_EXERCISE DATA_
[Start of section]

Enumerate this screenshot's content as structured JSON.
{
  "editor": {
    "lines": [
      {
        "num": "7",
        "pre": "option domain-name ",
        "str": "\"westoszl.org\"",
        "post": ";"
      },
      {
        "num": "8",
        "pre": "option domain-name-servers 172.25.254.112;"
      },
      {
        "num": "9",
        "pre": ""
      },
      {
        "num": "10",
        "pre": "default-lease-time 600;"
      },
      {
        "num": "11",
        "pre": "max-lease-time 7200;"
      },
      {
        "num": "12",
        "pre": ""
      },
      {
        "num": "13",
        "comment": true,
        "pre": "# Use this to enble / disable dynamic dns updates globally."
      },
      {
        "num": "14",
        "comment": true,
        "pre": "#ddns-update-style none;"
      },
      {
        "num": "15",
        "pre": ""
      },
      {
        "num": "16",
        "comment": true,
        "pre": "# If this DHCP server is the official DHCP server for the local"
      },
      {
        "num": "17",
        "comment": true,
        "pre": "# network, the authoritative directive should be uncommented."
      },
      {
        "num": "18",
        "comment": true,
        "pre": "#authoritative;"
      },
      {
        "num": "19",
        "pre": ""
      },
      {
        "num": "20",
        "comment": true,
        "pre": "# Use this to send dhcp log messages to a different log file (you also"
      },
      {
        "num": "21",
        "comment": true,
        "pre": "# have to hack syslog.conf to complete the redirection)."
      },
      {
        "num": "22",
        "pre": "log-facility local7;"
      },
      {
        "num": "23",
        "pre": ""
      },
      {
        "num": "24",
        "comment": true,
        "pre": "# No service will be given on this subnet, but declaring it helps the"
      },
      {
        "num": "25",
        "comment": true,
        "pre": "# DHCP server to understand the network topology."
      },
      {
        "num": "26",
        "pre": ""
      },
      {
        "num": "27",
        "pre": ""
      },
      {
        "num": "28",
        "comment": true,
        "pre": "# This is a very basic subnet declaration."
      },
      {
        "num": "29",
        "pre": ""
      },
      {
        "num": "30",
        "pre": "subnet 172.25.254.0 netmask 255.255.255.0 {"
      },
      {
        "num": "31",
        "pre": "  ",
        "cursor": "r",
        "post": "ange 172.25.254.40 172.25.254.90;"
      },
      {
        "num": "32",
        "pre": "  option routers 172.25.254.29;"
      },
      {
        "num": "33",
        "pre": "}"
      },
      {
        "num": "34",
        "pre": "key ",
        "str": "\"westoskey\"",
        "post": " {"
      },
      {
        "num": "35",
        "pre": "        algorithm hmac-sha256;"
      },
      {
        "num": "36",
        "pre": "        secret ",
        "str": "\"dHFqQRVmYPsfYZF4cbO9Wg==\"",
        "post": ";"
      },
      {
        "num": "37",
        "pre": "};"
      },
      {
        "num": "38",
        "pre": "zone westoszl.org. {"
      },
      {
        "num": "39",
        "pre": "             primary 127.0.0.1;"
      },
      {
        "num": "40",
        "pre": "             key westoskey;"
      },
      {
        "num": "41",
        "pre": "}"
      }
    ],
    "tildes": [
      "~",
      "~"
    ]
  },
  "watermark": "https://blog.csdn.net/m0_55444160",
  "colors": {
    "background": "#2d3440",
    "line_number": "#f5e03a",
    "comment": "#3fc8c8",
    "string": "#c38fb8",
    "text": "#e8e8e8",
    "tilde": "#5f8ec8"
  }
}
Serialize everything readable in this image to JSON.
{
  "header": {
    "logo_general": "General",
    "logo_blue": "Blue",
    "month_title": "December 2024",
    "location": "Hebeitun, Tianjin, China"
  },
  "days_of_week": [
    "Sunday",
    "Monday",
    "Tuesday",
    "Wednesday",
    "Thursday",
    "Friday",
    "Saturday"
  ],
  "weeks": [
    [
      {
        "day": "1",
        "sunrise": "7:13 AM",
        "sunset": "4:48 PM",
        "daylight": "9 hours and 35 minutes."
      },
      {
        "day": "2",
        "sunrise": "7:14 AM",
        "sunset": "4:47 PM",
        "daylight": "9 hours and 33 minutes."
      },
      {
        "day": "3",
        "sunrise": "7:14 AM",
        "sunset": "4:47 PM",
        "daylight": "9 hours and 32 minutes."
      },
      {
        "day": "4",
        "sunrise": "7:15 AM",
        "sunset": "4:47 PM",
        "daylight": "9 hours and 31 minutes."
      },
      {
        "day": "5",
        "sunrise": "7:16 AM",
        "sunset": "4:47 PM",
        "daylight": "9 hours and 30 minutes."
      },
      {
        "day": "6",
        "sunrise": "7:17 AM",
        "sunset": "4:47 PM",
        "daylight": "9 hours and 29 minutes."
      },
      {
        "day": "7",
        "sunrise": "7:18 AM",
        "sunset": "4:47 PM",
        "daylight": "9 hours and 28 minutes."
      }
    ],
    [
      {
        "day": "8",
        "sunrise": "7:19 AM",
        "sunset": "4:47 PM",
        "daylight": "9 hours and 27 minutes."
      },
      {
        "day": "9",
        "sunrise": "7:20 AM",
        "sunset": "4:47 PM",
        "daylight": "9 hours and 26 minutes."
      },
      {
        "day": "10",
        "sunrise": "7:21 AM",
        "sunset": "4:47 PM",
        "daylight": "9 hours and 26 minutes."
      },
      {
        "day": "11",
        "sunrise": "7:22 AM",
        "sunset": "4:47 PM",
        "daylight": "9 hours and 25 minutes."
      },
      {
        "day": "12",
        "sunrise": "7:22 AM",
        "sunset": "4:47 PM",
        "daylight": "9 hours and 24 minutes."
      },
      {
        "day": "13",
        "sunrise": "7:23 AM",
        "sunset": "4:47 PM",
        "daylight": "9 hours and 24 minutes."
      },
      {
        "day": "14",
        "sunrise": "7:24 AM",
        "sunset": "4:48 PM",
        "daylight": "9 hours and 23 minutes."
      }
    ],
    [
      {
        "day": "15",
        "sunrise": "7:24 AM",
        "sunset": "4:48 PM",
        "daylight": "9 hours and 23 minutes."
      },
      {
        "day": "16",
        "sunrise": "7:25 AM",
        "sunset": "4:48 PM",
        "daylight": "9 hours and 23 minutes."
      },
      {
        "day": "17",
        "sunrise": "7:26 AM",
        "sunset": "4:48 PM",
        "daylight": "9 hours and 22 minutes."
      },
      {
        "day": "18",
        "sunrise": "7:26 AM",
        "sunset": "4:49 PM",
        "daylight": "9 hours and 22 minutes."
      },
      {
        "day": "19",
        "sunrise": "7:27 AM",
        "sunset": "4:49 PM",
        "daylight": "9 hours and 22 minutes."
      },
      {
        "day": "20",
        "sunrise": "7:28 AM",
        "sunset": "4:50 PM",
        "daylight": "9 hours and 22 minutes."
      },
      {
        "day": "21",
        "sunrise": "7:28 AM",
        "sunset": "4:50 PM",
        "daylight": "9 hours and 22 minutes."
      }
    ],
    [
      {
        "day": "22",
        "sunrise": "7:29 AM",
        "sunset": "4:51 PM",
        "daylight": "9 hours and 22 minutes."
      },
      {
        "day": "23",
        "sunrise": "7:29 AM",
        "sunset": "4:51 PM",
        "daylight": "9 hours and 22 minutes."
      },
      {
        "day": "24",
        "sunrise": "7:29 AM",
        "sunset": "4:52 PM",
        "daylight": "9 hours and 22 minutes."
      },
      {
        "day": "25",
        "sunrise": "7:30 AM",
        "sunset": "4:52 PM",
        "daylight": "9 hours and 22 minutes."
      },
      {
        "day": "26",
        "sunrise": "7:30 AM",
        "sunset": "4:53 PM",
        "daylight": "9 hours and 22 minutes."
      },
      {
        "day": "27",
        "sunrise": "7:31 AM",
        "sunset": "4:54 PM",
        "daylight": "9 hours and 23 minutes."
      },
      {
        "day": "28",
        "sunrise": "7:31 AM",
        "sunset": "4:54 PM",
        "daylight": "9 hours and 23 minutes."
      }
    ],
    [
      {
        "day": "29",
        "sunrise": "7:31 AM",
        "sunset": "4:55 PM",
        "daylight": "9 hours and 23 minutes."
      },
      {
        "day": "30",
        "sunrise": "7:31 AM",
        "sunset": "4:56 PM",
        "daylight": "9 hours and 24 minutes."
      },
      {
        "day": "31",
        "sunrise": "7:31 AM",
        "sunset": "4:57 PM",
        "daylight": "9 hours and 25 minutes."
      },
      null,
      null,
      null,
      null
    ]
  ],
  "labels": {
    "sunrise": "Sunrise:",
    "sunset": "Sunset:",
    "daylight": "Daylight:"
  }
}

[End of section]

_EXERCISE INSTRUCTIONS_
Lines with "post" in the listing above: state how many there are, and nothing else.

_RESULT OF THIS TASK_
4